Is this the outcome all of the haters were looking for? What implications does this scenario, along with the Tropicana fiasco last year, have for graphic design professionals?

The Gap logo redesign

Gap Clothing stores has unveiled a new logo mark on their website this week. The new logo in sans serif Helvetica treatment is so removed from the iconic brand aesthetic of the past years. We were surprised to see such a drastic makeover. Perhaps the new design is trying to be a little reminiscent of the store’s logo from 1969? It would’ve been cool if the Gap brought back their retro roots and fully revived the old logo. Below is signage from the first Gap store which opened in the year 1969 in San Francisco.

Does anyone know the design firm behind the brand new logo? A quick Google search wasn’t too helpful this time around. If you have any additional knowledge behind the new approach or the brand’s design history we appreciate your notes.

update 10/6: We received a couple tips that Laird + Partners is the creative agency behind the Gap logo redesign, but this was not 100% clear based on the info on their company website.

update 10/7: The site IDSGN reports that as follow-up to the Gap logo redesign online saga, the Gap has released a statement on their Facebook indicating their plans to crowdsource a new logo.

"Thanks for everyone’s input on the new logo! We’ve had the same logo for 20+ years, and this is just one of the things we’re changing. We know this logo created a lot of buzz and we’re thrilled to see passionate debates unfolding! So much so we’re asking you to share your designs. We love our version, but we’d like to see other ideas. Stay tuned for details in the next few days on this crowd sourcing project." —via The Gap on Facebook

Is this the outcome all of the haters were looking for?
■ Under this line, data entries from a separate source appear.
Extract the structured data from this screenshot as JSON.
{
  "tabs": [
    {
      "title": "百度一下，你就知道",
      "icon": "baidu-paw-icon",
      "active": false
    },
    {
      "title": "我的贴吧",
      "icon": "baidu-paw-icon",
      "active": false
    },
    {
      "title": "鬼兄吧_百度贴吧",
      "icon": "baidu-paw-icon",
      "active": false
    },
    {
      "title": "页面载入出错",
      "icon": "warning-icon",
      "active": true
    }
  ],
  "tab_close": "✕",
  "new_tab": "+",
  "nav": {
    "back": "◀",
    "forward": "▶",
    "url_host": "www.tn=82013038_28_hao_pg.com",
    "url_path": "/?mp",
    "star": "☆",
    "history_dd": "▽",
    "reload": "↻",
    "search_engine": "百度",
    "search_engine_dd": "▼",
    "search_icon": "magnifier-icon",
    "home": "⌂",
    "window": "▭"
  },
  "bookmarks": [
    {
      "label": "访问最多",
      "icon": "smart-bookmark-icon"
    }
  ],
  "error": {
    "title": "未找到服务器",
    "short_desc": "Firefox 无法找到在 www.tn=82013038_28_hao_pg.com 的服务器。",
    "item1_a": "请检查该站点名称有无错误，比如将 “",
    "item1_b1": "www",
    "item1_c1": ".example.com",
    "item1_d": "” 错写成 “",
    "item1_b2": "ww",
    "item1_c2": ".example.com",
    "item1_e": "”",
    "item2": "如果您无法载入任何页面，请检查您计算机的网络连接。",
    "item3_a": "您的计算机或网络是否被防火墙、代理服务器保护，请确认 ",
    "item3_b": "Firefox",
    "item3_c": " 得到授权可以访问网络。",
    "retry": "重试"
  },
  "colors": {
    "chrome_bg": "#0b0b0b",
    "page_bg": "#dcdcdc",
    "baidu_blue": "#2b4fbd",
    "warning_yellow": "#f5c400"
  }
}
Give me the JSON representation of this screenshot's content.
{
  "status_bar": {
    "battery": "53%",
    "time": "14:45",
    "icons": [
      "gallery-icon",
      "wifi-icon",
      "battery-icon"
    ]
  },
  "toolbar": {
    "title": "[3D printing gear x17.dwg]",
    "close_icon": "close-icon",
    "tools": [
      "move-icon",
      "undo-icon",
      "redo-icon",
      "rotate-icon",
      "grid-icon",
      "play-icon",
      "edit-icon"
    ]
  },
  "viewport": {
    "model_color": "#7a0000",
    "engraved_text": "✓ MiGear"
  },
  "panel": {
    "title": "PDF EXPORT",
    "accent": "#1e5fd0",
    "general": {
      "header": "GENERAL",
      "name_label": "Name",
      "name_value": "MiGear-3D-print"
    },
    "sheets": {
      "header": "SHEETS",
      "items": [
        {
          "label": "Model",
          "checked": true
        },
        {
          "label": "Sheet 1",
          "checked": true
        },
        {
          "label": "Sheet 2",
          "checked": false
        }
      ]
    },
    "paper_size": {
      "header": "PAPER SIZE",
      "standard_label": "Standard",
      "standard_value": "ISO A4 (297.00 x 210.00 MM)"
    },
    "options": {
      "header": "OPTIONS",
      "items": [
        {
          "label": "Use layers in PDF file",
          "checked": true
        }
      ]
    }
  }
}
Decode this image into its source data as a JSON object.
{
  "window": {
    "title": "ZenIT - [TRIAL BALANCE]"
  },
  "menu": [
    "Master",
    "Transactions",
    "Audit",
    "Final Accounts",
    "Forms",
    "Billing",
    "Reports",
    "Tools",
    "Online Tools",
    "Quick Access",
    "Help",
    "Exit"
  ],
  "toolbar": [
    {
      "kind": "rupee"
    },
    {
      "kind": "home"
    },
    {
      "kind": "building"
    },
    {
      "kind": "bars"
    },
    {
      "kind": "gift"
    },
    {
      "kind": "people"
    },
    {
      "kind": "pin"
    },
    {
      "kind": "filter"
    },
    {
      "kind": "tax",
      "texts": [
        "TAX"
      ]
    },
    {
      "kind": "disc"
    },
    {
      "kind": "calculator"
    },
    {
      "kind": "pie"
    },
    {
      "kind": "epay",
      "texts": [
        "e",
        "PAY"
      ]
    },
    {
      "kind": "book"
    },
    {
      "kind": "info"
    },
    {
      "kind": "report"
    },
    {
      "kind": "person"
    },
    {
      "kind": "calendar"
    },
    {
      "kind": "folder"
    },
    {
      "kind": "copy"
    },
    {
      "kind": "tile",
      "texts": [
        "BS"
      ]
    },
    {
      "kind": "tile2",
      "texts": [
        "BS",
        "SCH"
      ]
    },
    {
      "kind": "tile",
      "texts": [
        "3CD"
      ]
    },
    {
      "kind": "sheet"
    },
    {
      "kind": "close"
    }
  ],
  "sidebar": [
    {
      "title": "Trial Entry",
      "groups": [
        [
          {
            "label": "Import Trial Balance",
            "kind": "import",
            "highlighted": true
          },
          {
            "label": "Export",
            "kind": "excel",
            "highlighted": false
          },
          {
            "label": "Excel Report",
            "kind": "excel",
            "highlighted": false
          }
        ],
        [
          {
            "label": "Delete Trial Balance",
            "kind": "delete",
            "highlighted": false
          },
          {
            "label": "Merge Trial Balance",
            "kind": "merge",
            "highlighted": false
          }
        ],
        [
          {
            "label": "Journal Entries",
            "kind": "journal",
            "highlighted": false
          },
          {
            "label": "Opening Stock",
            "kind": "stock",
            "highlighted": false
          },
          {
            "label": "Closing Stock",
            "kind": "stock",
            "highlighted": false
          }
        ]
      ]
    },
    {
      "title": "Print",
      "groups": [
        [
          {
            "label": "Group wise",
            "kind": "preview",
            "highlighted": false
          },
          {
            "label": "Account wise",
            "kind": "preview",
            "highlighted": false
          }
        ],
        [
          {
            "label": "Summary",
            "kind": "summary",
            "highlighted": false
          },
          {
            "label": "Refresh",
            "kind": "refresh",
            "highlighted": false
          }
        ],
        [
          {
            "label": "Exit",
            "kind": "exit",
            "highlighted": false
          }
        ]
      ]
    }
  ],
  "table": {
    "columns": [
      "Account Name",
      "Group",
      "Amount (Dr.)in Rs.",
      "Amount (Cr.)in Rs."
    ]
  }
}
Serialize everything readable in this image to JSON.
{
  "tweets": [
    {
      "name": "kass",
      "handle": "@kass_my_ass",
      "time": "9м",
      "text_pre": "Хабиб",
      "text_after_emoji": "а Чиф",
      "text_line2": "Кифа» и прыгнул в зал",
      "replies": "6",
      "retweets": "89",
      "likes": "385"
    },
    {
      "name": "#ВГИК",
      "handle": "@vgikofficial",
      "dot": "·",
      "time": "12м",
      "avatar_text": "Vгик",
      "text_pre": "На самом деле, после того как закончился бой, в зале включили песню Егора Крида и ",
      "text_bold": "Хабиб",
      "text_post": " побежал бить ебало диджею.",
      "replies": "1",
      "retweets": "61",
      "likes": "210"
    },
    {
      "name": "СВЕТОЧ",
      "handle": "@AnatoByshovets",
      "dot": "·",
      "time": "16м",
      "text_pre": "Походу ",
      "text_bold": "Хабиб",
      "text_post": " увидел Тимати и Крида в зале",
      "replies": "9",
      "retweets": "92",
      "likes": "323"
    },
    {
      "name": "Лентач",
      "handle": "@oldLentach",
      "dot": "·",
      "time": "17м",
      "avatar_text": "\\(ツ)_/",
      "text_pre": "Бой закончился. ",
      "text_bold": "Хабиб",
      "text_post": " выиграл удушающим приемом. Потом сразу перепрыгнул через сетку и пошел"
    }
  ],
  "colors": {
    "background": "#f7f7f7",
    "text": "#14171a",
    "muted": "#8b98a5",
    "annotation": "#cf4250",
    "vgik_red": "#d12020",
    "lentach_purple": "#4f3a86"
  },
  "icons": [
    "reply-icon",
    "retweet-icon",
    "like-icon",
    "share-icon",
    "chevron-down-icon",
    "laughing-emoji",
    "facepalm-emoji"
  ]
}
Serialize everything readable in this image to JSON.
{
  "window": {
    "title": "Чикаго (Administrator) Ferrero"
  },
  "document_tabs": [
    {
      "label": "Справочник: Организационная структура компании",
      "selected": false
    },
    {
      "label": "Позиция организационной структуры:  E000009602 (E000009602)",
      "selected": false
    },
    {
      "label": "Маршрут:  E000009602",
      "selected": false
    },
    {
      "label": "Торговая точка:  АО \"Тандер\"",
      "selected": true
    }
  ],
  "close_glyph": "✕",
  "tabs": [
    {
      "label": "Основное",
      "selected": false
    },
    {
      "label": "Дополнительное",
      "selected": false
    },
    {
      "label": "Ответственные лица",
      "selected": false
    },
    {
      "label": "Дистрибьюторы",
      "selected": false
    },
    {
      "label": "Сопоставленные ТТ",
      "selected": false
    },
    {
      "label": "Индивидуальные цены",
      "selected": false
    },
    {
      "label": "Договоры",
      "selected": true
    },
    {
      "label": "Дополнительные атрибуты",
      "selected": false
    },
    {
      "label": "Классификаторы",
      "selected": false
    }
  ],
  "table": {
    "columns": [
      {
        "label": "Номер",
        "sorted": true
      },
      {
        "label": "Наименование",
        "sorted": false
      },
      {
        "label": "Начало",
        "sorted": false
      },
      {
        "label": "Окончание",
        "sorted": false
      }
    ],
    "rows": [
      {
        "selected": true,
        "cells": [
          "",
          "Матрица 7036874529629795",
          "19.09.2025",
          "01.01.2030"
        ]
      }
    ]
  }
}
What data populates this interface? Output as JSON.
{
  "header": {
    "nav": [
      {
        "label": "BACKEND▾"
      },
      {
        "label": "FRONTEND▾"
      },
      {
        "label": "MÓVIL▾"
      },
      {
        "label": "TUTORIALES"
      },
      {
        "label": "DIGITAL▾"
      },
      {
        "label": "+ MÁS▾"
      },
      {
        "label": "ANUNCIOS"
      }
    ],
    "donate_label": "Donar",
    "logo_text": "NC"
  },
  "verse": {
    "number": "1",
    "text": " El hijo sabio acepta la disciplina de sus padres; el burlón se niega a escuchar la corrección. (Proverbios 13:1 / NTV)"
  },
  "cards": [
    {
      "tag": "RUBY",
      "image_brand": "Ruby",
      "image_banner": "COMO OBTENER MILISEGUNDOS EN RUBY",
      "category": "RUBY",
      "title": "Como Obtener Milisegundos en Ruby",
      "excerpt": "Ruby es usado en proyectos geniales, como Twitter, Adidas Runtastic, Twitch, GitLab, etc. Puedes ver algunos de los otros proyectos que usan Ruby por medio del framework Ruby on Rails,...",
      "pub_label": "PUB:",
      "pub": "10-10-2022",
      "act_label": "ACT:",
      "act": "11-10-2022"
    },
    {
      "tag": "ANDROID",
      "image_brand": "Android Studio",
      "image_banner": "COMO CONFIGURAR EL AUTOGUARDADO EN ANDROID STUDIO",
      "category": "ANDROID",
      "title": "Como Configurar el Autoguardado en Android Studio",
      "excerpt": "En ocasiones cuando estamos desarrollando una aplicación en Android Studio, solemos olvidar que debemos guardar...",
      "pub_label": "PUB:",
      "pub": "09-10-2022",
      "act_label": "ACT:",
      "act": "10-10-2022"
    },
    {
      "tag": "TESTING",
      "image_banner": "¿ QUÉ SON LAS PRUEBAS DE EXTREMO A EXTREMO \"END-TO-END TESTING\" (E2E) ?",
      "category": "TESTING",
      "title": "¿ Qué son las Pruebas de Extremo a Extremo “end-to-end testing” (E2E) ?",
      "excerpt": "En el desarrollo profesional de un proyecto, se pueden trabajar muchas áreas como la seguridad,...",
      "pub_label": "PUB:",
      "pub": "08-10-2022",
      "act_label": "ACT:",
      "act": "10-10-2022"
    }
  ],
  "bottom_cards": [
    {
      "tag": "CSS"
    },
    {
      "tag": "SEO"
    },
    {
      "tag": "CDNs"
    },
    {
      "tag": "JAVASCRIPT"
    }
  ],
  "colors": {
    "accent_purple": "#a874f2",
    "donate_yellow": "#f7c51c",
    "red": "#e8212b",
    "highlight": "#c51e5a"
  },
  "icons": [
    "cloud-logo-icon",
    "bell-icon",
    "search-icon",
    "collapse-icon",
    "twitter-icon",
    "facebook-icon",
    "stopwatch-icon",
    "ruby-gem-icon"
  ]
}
What implications does this scenario, along with the Tropicana fiasco last year, have for graphic design professionals?

JetBlue appropriates Milton Glaser’s iconic “I ♥ NY logo.”
This “signifies the first time that a corporation has received permission to link its brand to the symbol that is widely recognized as one of the most valuable assets in the realm of tourism marketing…” —NYTimes.com"…Created in 1975, the I LOVE NEW YORK logo is an icon recognized around the world.  While it has often been imitated, this is the first time the powerful logo has been adapted and co-branded for joint use with another entity, demonstrating the significant role JetBlue plays for travel and economic development throughout the State of New York.  Use of the logo is part of a long-term marketing partnership with the Empire State to jointly promote tourism and help spur business opportunities state-wide.  The co-branded trademark features a deliberate intersecting of the popular I LOVE NEW YORK phrase with the famous red heart and the JetBlue logo…” —prnewswire
To coincide with the new JetBlue marketing campaign, The New York Times is asking readers to submit their own reinterpretations of the design.

JetBlue appropriates Milton Glaser’s iconic “I ♥ NY logo.”

This “signifies the first time that a corporation has received permission to link its brand to the symbol that is widely recognized as one of the most valuable assets in the realm of tourism marketing…” —NYTimes.com

"…Created in 1975, the I LOVE NEW YORK logo is an icon recognized around the world.  While it has often been imitated, this is the first time the powerful logo has been adapted and co-branded for joint use with another entity, demonstrating the significant role JetBlue plays for travel and economic development throughout the State of New York.  Use of the logo is part of a long-term marketing partnership with the Empire State to jointly promote tourism and help spur business opportunities state-wide.  The co-branded trademark features a deliberate intersecting of the popular I LOVE NEW YORK phrase with the famous red heart and the JetBlue logo…” —prnewswire

To coincide with the new JetBlue marketing campaign, The New York Times is asking readers to submit their own reinterpretations of the design.